▸ **WHAT IS NEEDED**: Could you copy out all the lines in the material below where the word "this" occurs?

▸ **TASK INPUTS**:
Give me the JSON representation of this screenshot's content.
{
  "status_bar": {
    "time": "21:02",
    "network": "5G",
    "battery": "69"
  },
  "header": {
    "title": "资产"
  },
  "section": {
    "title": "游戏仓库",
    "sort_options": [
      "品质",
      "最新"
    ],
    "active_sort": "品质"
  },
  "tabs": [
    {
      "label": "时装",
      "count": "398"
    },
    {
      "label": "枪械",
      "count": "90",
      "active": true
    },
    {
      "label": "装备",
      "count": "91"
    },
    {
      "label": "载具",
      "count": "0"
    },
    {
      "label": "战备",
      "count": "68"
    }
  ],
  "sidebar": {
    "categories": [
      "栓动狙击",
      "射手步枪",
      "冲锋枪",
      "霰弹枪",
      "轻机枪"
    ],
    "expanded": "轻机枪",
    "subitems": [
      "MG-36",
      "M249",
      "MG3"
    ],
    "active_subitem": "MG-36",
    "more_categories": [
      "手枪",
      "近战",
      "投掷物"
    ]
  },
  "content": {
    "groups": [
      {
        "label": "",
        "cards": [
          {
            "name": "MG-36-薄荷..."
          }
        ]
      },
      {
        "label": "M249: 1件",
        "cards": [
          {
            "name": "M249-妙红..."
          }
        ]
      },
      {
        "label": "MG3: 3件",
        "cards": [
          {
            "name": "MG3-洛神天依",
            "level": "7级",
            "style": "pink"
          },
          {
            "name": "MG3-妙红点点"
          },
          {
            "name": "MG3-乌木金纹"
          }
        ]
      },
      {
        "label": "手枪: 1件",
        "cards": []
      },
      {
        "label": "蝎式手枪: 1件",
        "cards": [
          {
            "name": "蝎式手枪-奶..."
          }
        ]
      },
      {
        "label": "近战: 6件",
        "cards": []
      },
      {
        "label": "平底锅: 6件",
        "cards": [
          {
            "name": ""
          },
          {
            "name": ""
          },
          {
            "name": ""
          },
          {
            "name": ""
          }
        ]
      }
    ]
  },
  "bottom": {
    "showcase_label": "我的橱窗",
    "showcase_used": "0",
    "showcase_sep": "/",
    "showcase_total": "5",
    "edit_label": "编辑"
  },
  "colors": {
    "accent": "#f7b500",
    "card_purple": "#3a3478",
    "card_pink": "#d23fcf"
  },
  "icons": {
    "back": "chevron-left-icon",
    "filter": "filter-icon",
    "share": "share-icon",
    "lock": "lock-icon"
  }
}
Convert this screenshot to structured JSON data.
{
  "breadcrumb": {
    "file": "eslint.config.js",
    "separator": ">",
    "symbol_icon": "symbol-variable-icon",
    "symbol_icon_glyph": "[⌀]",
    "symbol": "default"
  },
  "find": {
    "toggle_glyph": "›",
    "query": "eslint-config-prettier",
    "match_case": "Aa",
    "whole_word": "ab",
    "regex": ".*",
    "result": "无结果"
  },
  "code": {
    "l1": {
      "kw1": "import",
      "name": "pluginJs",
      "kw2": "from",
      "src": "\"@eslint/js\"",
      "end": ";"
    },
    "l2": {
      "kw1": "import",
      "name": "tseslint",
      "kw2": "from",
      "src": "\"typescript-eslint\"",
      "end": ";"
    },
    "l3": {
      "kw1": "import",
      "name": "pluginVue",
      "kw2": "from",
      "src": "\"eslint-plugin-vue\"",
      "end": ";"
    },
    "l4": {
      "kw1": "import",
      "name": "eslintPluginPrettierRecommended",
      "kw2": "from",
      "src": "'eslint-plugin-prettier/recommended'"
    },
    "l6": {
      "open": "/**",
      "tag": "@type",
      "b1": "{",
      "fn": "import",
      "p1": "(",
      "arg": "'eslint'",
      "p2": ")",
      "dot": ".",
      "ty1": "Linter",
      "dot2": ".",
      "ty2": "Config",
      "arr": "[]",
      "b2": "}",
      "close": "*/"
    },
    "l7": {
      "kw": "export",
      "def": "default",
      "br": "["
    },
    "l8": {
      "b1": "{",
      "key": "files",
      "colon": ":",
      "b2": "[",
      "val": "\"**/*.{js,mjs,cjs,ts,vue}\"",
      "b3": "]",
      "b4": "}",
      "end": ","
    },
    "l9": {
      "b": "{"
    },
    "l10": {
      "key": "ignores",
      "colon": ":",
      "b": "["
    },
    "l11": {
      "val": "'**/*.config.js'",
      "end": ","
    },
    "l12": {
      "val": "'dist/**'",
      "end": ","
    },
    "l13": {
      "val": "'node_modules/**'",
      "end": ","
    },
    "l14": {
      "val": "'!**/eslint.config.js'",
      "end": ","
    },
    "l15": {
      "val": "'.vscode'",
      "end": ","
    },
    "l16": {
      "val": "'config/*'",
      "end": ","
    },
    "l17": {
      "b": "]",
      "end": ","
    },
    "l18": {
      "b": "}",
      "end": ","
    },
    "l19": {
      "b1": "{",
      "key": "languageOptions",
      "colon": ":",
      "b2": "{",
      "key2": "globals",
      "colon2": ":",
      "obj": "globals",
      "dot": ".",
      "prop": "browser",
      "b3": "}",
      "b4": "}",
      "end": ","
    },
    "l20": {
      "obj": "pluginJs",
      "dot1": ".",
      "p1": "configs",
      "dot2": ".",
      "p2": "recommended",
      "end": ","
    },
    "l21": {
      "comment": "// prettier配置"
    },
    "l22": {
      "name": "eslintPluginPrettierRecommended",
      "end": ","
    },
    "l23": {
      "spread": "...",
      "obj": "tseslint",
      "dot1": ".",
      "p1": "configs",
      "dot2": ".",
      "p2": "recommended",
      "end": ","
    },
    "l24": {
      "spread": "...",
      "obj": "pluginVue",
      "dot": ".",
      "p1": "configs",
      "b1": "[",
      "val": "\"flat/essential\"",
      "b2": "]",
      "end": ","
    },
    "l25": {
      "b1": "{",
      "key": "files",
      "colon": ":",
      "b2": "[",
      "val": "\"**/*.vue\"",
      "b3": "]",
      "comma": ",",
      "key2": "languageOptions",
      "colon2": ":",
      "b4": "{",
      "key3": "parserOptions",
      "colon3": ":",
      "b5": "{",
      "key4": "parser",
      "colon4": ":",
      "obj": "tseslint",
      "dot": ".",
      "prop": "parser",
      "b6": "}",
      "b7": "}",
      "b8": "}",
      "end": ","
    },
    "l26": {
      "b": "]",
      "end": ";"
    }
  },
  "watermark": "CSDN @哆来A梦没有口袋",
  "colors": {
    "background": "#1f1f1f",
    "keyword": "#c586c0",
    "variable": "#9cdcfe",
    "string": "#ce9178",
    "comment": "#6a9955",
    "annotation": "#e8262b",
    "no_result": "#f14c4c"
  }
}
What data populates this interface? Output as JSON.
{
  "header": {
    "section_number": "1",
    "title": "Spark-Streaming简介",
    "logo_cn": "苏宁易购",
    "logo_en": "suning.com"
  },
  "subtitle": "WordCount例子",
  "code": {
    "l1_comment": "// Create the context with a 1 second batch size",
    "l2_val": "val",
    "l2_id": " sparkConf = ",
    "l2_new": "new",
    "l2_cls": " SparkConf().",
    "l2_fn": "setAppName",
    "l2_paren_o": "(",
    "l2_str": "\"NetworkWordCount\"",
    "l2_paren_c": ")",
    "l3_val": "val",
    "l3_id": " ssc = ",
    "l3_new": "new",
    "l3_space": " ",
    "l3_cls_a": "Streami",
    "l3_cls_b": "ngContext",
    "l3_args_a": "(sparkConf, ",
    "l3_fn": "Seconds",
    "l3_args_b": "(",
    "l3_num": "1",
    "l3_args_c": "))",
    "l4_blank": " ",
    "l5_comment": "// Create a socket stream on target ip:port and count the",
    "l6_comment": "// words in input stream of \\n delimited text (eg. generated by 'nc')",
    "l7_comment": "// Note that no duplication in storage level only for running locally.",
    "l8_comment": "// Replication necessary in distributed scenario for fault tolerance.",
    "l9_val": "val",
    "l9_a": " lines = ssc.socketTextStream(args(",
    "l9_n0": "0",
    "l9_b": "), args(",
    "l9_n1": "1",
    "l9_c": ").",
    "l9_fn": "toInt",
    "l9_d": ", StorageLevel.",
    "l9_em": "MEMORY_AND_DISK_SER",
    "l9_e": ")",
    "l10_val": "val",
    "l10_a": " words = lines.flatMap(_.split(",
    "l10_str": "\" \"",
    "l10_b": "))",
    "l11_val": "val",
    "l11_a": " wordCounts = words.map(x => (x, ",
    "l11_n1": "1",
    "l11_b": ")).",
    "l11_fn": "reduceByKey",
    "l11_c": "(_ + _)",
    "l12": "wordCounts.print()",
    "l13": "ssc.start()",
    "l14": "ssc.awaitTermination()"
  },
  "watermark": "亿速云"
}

▸ **RESPONSE AREA**:
Give me the JSON representation of this screenshot's content.
Convert this screenshot to structured JSON data.
What data populates this interface? Output as JSON.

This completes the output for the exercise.